As mentioned previously in this essay, the picture of Australia’s economy before the Great Depression was quite good, with improving standards of living and growing prosperity. Gross Domestic Product per head had experienced sharp growth since the end of the war, unemployment had remained at wartime rates of around 6 per cent which was favourable considering the return of troops meant that new jobs had to be created to accommodate the larger workforce, and Australia’s terms of trade were quite steady thanks to agricultural exports and the strong alliance with Britain and the dominions.

However, the picture of Australia’s economy in 1939, they year commonly attributed with the culmination of depression recovery was quite different. Gross domestic product per head had only just gained back to 1929 levels. By 1939, unemployment, which had skyrocketed to 20 per cent at the peak of the trough, was still higher than 1929 levels, sitting at or around 10 per cent (Butlin, cited in Gregory 1984, pp. 3), 4 per cent higher than in 1929.

The only difference in this example was an improve in Australia’s terms of trade, thanks in part to the introduction of manufactures industry and devaluation of the Australian pound, which made exports cheaper and more attractive to overseas markets. We can see, however, that whilst Australia had recovered to some extent from the depths of the depression, the success of the recovery is somewhat muted by the fact that the recovery had only marginally equalled standards of 1929.

When measuring the success of the recovery against the lowest depth of the trough in 1932, we can see that Australia had indeed recovered. However, recovery relative to the prosperous 1920’s was still a way off. A wary Australian public who had learnt caution through disaster had now replaced the prosperity and optimism of the 1920’s. Even among the most fortunate, there were often large outstanding debts, setbacks in development of skills, and loss of education. This bitterness would linger over the affected public for some time and would shape their very lives into the future.

The Australian recovery from the great depression can be looked at in two ways. Firstly, how well did Australia recover back to the levels before the onset of the depression? And secondly, how well did Australia receive the economic crisis, and what measures did they put in place to formulate recovery and ensure that the crisis would never be faced again. As we can see, in simple terms, by 1939 the prosperous levels of 1929 had not yet been reached, and would not be overcome for a couple of years to come.

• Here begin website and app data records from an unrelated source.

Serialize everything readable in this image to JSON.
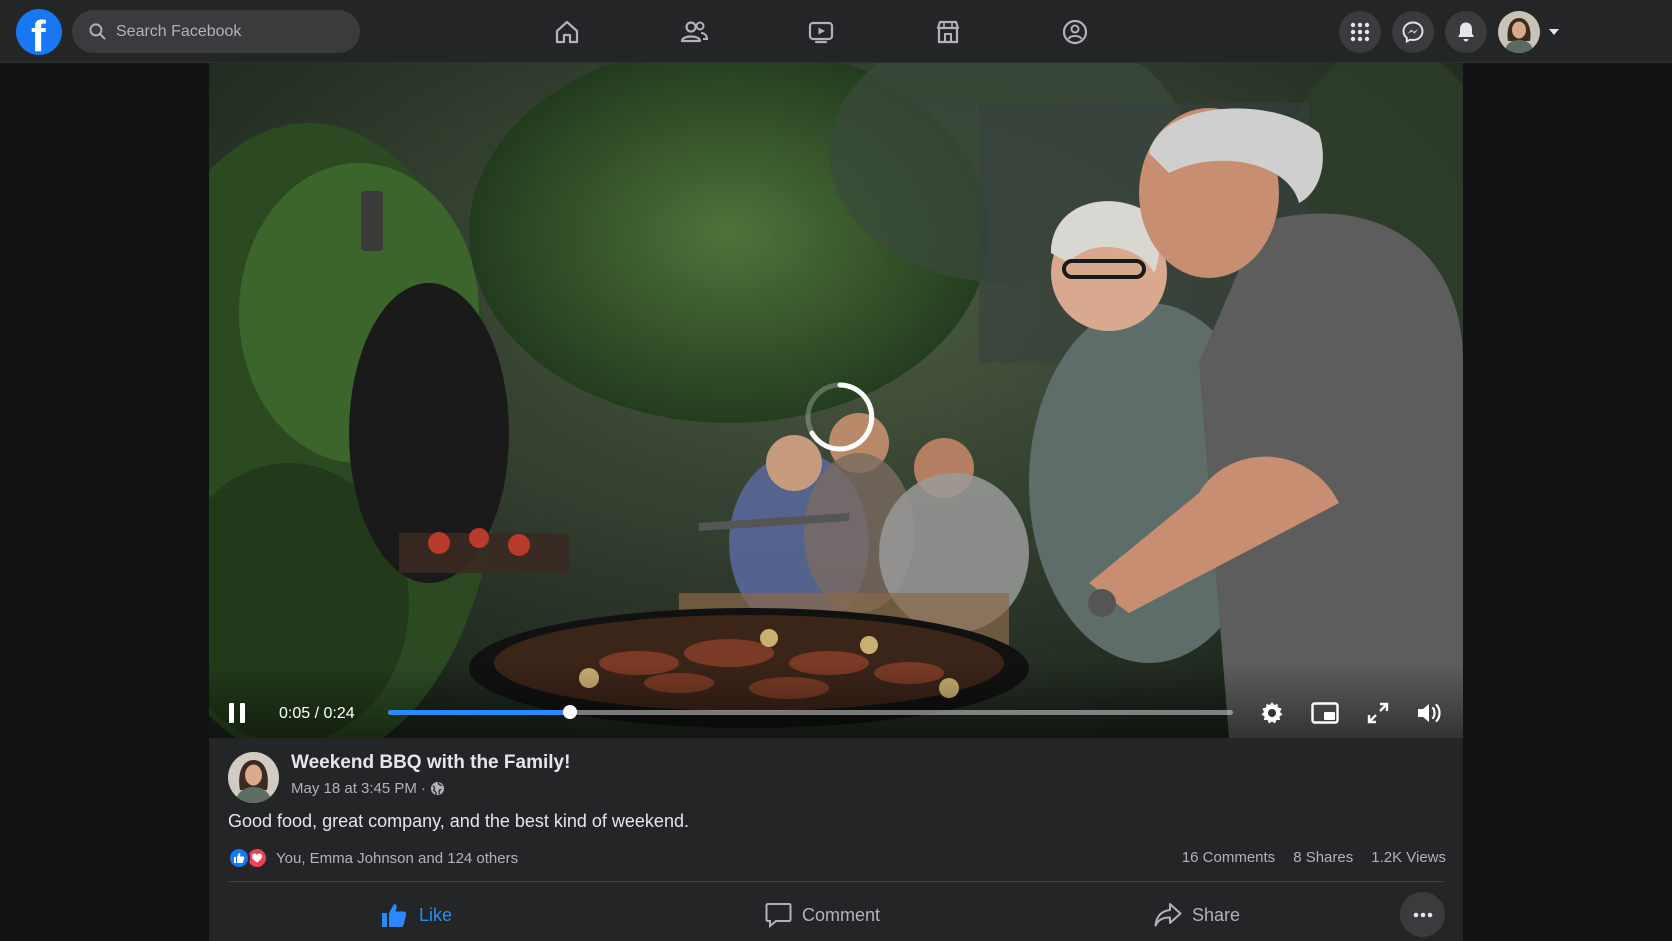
{
  "app": {
    "brand": "facebook",
    "accent": "#1877f2"
  },
  "search": {
    "placeholder": "Search Facebook"
  },
  "nav": {
    "center": [
      {
        "name": "home",
        "icon": "home-icon"
      },
      {
        "name": "friends",
        "icon": "friends-icon"
      },
      {
        "name": "watch",
        "icon": "video-icon"
      },
      {
        "name": "marketplace",
        "icon": "store-icon"
      },
      {
        "name": "groups",
        "icon": "groups-icon"
      }
    ],
    "right": [
      {
        "name": "menu",
        "icon": "grid-menu-icon"
      },
      {
        "name": "messenger",
        "icon": "messenger-icon"
      },
      {
        "name": "notifications",
        "icon": "bell-icon"
      },
      {
        "name": "account",
        "icon": "avatar"
      }
    ]
  },
  "video": {
    "state": "playing",
    "loading": true,
    "current_time": "0:05",
    "duration": "0:24",
    "time_display": "0:05 / 0:24",
    "progress": 0.215,
    "controls": [
      "pause-icon",
      "settings-icon",
      "picture-in-picture-icon",
      "fullscreen-icon",
      "volume-icon"
    ]
  },
  "post": {
    "title": "Weekend BBQ with the Family!",
    "date": "May 18 at 3:45 PM",
    "separator": "·",
    "audience_icon": "globe-icon",
    "text": "Good food, great company, and the best kind of weekend.",
    "reactions": {
      "icons": [
        "like-icon",
        "love-icon"
      ],
      "summary": "You, Emma Johnson and 124 others"
    },
    "stats": {
      "comments": "16 Comments",
      "shares": "8 Shares",
      "views": "1.2K Views"
    },
    "actions": {
      "like": "Like",
      "comment": "Comment",
      "share": "Share"
    }
  }
}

GDP per head was still below 1929 levels, as was the level of employment. However, what was achieved by the depression, and what can be seen as a success, were the economic structures that were put in place mid and post-depression, to ensure that Australia would not feel the despair again. The effectiveness of measures such as tariff protection to decrease imports, and devaluation to make exports cheaper, were effective to a fair degree and helped speed up the recovery process.

The implementation of manufactures as a secondary industry was also a major step in the right direction for economic recovery, and would prove vital in decreasing unemployment and subsequently increasing consumer demand. The ‘success’ of the depression recovery in Australia, is therefore up for question. In the most basic of senses, we can view the recovery process by 1939 in Australia was only ‘somewhat successful’, and until the fortune, comfort and security of the 1920’s was again at least equalled, if not surpassed, it is hard to consider the recovery process a success, rather it was incomplete.